The founder of a Texas consulting firm was spared prison or probation for his role in a pay-to- play scheme involving New York State’s employee retirement fund.
State Supreme Court Justice Lewis Bart Stone in Manhattan today sentenced Saul Meyer, 42, of Houston, the founder of Dallas-based pension consultant Aldus Equity. The judge imposed the sentence, called conditional discharge, saying Meyer’s cooperation with investigators was instrumental in uncovering wrongdoing and securing convictions.
“What you did obviously was unacceptable, but you made up for it by cooperating,” Stone said. “I don’t think there is any value in incarceration at this point.”
New York’s then-Attorney General Andrew Cuomo, now the state’s governor, started a probe in 2007 of the fund, the third-largest public pension fund in the U.S. Its value was $150.6 billion as of March 31, according to the state comptroller’s office.
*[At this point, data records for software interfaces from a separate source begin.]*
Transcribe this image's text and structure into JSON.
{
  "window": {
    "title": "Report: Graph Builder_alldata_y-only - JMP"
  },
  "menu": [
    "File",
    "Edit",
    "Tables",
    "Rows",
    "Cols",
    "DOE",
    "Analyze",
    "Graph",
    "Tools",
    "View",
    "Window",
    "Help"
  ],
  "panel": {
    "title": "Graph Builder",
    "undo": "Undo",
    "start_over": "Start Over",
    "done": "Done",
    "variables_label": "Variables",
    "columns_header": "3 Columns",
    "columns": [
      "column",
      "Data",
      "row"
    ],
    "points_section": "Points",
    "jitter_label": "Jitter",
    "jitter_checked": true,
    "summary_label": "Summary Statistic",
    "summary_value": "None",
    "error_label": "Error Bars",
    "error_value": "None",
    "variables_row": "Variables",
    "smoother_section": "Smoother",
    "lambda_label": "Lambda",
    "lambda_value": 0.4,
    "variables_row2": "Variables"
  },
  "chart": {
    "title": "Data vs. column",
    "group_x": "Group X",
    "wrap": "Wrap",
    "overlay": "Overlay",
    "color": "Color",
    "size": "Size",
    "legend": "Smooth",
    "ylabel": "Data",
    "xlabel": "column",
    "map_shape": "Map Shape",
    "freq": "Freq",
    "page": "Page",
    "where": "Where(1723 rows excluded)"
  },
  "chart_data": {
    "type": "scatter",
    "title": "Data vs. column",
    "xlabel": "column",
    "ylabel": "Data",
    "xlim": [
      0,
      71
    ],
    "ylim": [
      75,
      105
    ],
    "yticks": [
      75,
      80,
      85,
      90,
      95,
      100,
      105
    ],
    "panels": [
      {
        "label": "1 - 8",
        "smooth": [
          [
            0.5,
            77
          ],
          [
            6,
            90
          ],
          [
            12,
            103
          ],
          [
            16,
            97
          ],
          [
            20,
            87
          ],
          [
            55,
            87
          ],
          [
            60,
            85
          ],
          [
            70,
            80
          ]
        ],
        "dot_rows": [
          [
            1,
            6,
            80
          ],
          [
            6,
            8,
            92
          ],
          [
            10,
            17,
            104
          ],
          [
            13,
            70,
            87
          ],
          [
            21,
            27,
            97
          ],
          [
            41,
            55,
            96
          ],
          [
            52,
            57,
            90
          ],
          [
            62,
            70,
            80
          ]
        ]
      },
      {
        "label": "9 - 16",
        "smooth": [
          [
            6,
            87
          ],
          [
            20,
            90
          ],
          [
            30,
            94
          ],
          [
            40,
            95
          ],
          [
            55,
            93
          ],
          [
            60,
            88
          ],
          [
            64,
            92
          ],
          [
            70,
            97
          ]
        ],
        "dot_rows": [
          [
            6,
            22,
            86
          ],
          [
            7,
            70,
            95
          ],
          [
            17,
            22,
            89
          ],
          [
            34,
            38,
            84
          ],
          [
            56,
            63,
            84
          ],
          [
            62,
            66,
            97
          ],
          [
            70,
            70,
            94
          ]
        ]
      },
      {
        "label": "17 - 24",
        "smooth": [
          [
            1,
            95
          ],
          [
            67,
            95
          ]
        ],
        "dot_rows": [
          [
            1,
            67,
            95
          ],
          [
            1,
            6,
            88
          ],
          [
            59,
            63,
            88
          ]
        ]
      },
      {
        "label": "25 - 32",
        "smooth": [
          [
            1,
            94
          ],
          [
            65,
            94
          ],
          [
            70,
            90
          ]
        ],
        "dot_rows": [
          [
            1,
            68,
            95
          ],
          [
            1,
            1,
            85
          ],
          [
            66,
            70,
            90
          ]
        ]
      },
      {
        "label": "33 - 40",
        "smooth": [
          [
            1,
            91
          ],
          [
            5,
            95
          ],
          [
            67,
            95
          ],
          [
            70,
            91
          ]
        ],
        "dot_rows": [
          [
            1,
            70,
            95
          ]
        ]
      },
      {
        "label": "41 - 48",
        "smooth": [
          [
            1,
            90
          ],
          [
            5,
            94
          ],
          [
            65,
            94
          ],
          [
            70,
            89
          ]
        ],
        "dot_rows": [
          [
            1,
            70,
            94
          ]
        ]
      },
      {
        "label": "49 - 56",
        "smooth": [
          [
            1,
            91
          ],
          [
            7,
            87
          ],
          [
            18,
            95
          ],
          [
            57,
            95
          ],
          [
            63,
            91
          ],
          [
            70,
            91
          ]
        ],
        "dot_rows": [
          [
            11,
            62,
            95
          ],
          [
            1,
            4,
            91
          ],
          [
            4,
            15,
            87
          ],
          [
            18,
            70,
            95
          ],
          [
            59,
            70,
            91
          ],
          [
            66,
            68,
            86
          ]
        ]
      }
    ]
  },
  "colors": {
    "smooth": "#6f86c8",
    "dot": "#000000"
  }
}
Meyer is one of eight people who pleaded guilty in connection with the investigation. They included former Comptroller Alan Hevesi, who was sentenced last year to as many as four years in prison. Hevesi was granted parole last month and may be released as soon as this month.
Meyer admitted during his guilty plea in October 2009 that he paid $300,000 to Hevesi’s former adviser, Hank Morris, to secure business from the pension fund. New York state in 2009 banned the use of placement agents or lobbyists in investments with the pension fund, and banned contributions from those who do business with the fund.
Morris pleaded guilty in November 2010 and was sentenced to as long as four years in prison in February 2011 after admitting the fund’s investment process was manipulated to benefit him, his associates and contributors to Hevesi’s campaign. Morris was denied his request for parole last month.
Aldus Equity in December 2010 agreed to pay $1 million in restitution to the state’s pension fund, one of more than 20 firms that have settled with the state attorney general’s office over the probe. Meyer has forfeited more than $1 million himself, Stone said.
Meyer’s attorney, Paul Shechtman, said his client’s life is “in tatters” and he has few assets remaining. A married father of two boys aged 4 and 7, Meyer “lost his moral compass,” Shechtman said.
“The world of public pensions in New York and elsewhere is a cesspool,” Shechtman said. “It’s too often pay-for-play.”
The case is New York v. Meyer, SCI-04755-2009, New York State Supreme Court, New York County (Manhattan).
To contact the reporter on this story: Chris Dolmetsch in New York at email@example.com
To contact the editor responsible for this story: Michael Hytha at firstname.lastname@example.org